In my last post I mentioned how a deck of cards can provide a useful workout when staying at a hotel. I rarely travel anywhere without cards. Card training is not the only option. As you will see below, a lot can be done in a small hotel room. You do not need a lot of space or any unusual equipment to conduct an effective, but complex session. Below you will see my recent workout at the hotel, and then I will share with you a useful lesson that goes far beyond the limits of any hotel room.
Demonstration of training at the hotel
First, here is a small demonstration of a workout at the hotel, which I conducted last month in New York. I was away, preparing Katie Taylor for her fight for the world title at Madison Square Garden. The week of combat is always hectic, so I choose short workouts in my room to make the most of my time.
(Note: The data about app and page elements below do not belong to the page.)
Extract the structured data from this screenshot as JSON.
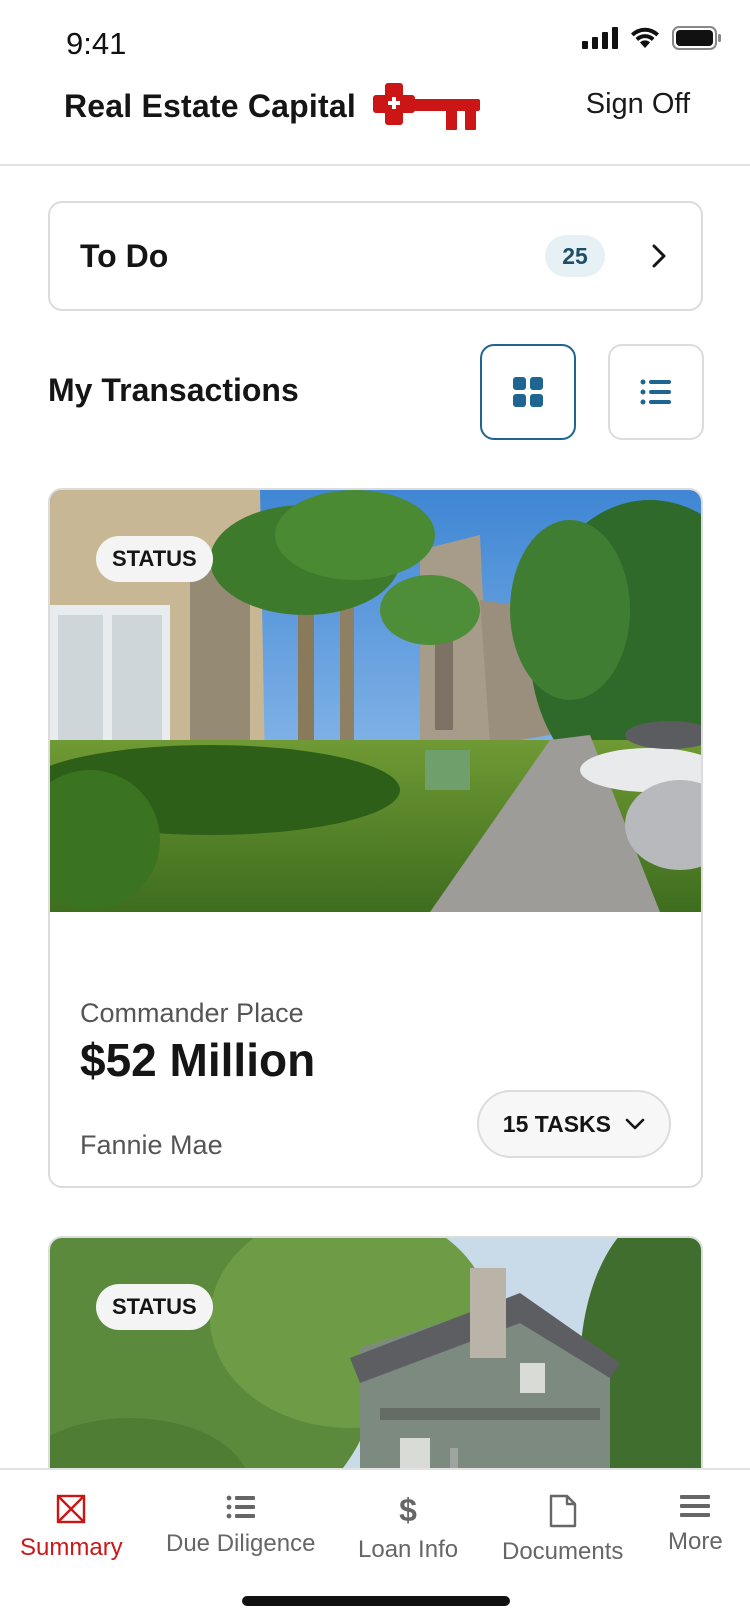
{
  "status_bar": {
    "time": "9:41"
  },
  "header": {
    "title": "Real Estate Capital",
    "sign_off_label": "Sign Off"
  },
  "todo": {
    "label": "To Do",
    "count": "25"
  },
  "transactions": {
    "title": "My Transactions",
    "view_modes": [
      "grid-view-icon",
      "list-view-icon"
    ],
    "active_view": "grid",
    "items": [
      {
        "status": "STATUS",
        "name": "Commander Place",
        "amount": "$52 Million",
        "lender": "Fannie Mae",
        "tasks_label": "15 TASKS"
      },
      {
        "status": "STATUS"
      }
    ]
  },
  "tab_bar": {
    "active": "Summary",
    "items": [
      {
        "label": "Summary",
        "icon": "summary-icon"
      },
      {
        "label": "Due Diligence",
        "icon": "checklist-icon"
      },
      {
        "label": "Loan Info",
        "icon": "dollar-icon"
      },
      {
        "label": "Documents",
        "icon": "document-icon"
      },
      {
        "label": "More",
        "icon": "menu-icon"
      }
    ]
  },
  "colors": {
    "brand_red": "#cc1616",
    "accent_blue": "#1f6592",
    "badge_bg": "#e6f1f6"
  }
}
On this day, I performed several exercises using body weight, ab wheeland the 41-inch strong band from Iron Woody Fitness.
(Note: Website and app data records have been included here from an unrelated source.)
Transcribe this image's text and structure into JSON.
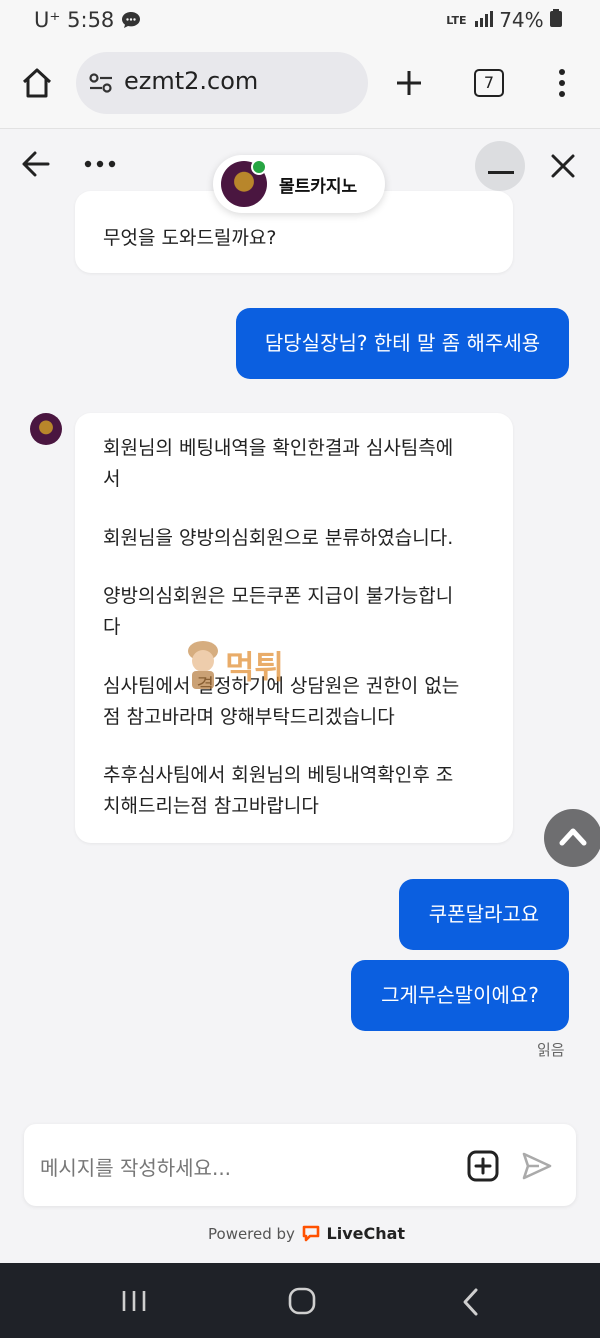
{
  "status_bar": {
    "carrier": "U⁺ 5:58",
    "network": "LTE",
    "battery": "74%"
  },
  "browser": {
    "url": "ezmt2.com",
    "tab_count": "7"
  },
  "chat": {
    "agent_name": "몰트카지노",
    "messages": [
      {
        "from": "agent",
        "lines": [
          "무엇을 도와드릴까요?"
        ]
      },
      {
        "from": "user",
        "lines": [
          "담당실장님? 한테 말 좀 해주세용"
        ]
      },
      {
        "from": "agent",
        "lines": [
          "회원님의 베팅내역을 확인한결과 심사팀측에",
          "서",
          "",
          "회원님을 양방의심회원으로 분류하였습니다.",
          "",
          "양방의심회원은 모든쿠폰 지급이 불가능합니",
          "다",
          "",
          "심사팀에서 결정하기에 상담원은 권한이 없는",
          "점 참고바라며 양해부탁드리겠습니다",
          "",
          "추후심사팀에서 회원님의 베팅내역확인후 조",
          "치해드리는점 참고바랍니다"
        ]
      },
      {
        "from": "user",
        "lines": [
          "쿠폰달라고요"
        ]
      },
      {
        "from": "user",
        "lines": [
          "그게무슨말이에요?"
        ]
      }
    ],
    "read_status": "읽음",
    "watermark": "먹튀"
  },
  "composer": {
    "placeholder": "메시지를 작성하세요..."
  },
  "footer": {
    "powered_by": "Powered by",
    "brand": "LiveChat"
  }
}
Keep it simple
When I'm on the road, I do not pay attention to the approaches and repetitions. Instead, I allocate a length of time (for example, 30 minutes) and try to fit into the session as much as possible. I make every effort with every approach and rest as needed. Nothing is tracked. I never know how many approaches or reps I performed. Therefore, I believe you could describe the training as random.
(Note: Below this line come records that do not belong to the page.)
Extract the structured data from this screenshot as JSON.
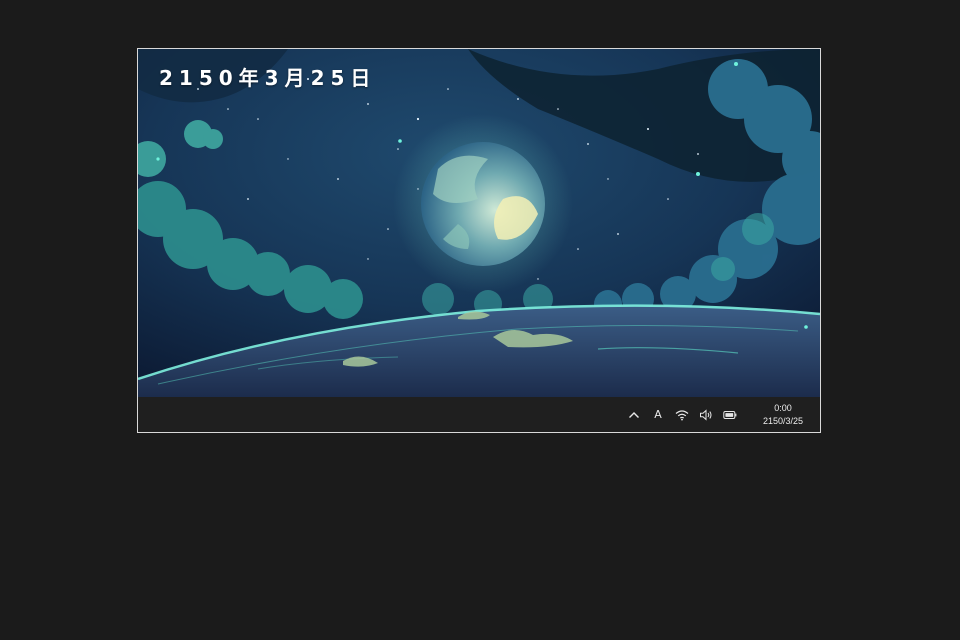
{
  "desktop": {
    "wallpaper_date_text": "2150年3月25日"
  },
  "taskbar": {
    "tray": {
      "overflow_icon": "chevron-up-icon",
      "ime_label": "A",
      "wifi_icon": "wifi-icon",
      "volume_icon": "volume-icon",
      "battery_icon": "battery-icon"
    },
    "clock": {
      "time": "0:00",
      "date": "2150/3/25"
    }
  },
  "colors": {
    "outer_background": "#1b1b1b",
    "taskbar": "#1f1f1f",
    "accent_teal": "#5de0c8"
  }
}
However, this is not meaningless, as I try to turn on push, pull, lower body and core. This is not always the case, although it depends on time. If I am very busy, I can perform a few squats and pushups. As I said, something beats nothing.
Take home lesson
Despite the random and somewhat unpredictable nature of these workouts, there is always one constant an effort, No matter what I do, I try my best that I can. I'm not just doing moves to check that I trained from my To-do list, Whether it's 10, 20 or 30 minutes, I do my best to make the most of my time.
When I force myself to do my best, good deeds happen. I do not need to follow a specific program or protocol. Specificity is less important than the purpose of the work. And this is one lesson that more people need to hear.
Thus, despite the fact that the fitness industry would like you to believe, complex programming is not necessary. You can succeed with almost anything if you are committed and consistent. I definitely did not regress during the week just because I didn’t follow any specific plan. In fact, almost 15 years have passed since I followed a structured plan. This does not mean that I threw the logic out the window. On the contrary, it is more evidence of the potential of common sense in combination with the knowledge gained through experience. Over the years, you tend to find out what works for you, and this is not something that needs to be written down or exactly followed.
Come to work regularly, work hard, try to be the best, and you will succeed. This is not rocket science.
“Success is neither magical nor mysterious. Success is a natural consequence of the consistent application of basic principles. ” – Jim Ron